A special passage has been created to enable him to reach the Jordan River.

Posters showing King Abdullah greeting the Pope have also been hung in the capital, Amman, and on the road to the baptism site, north of the Dead Sea.

The site was once a military zone but in 1997, three years after Jordan and Israel signed a peace treaty, the area was demined and, in 2002, opened to the public.

In 2010, the site had its peak number of tourists, with 250,000 pilgrims visiting but in the last two years, the number of tourists has dropped.

Many tourists come to the region on package tours that take in other nations and have put their plans on the back burner because of the war in Syria.

In 2013, the number of tourists had dropped to just 86,300 visiting the baptism site, the vast majority, 39,000, from Europe.

“We are hoping there will be more business,” said Simon Al Shoumali, a partner at Saint John The Baptist Store, that sells religious items from icons to charms at the site.

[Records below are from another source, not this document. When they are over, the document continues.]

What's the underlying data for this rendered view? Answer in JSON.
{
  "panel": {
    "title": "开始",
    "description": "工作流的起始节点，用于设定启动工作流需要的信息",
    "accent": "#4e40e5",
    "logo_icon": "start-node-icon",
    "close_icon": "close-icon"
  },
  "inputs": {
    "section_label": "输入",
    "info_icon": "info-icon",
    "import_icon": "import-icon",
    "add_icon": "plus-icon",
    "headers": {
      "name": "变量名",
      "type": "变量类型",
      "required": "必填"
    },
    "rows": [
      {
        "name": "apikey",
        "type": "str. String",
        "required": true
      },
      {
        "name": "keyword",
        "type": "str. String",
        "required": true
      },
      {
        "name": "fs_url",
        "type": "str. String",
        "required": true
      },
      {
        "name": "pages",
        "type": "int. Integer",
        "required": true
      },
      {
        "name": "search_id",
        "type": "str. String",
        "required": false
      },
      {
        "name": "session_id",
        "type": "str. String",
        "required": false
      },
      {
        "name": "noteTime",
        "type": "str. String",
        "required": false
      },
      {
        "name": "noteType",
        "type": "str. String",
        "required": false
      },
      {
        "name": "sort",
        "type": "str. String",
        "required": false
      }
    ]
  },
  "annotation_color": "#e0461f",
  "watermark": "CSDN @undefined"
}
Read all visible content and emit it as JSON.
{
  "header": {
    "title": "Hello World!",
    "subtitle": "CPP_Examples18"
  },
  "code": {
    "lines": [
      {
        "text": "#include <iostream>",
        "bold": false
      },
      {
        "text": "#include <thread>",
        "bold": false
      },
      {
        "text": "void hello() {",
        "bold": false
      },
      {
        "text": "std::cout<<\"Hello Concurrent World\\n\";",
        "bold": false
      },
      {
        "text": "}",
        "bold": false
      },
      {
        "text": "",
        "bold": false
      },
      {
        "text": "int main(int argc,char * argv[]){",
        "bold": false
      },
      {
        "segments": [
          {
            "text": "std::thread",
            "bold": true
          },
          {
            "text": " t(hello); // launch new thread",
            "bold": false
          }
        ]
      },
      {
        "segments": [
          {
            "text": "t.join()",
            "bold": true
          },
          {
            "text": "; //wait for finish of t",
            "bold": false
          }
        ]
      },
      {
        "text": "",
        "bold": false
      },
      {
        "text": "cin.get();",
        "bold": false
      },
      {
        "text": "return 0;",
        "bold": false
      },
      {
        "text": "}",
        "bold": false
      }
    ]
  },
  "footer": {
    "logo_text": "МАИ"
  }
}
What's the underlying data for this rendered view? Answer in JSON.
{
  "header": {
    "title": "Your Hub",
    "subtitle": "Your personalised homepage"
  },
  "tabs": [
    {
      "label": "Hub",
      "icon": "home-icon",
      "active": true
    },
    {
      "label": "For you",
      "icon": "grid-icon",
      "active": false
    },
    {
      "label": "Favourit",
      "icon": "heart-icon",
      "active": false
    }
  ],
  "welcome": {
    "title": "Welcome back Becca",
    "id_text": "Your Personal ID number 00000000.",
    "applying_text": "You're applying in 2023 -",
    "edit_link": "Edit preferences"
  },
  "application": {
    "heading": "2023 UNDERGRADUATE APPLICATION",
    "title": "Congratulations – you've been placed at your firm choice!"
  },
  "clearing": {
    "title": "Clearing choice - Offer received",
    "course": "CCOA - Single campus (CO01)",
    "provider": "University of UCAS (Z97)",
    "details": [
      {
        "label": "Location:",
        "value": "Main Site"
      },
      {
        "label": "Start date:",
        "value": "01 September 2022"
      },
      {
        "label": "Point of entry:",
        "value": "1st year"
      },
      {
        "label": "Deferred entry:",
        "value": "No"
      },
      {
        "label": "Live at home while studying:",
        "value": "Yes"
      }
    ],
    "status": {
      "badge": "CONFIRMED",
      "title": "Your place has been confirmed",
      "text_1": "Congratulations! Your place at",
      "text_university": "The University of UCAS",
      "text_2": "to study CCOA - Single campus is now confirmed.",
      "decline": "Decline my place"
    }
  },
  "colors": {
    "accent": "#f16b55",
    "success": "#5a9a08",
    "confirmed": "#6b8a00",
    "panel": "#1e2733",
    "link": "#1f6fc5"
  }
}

“Traffic was fair but it could be better. Because of the regional circumstances, the business has slowed down by 20 per cent. But now we started noticing Italians coming here for the Pope’s visit.”

Since excavations began in 1996, 11 churches, caves and baptism pools dating to the Roman and Byzantine period were uncovered in Jordan.

“We are hoping to reach the benchmark of a million visitors annually,” Mr Dia, the Baptism site director, said. But he acknowledged it will not be an easy task with high prices of air fares to the country, taxes and a limited budget for Jordan’s Tourism Board, the promotional arm of the tourism ministry, to market the country abroad.

The Baptism site is currently undergoing a major development plan that entails constructing 13 churches and monasteries. “More than half are already built,” Mr Dia said. “We want to rewrite history and to turn it into a Christian pilgrimage site.”

foreign.desk@thenational.ae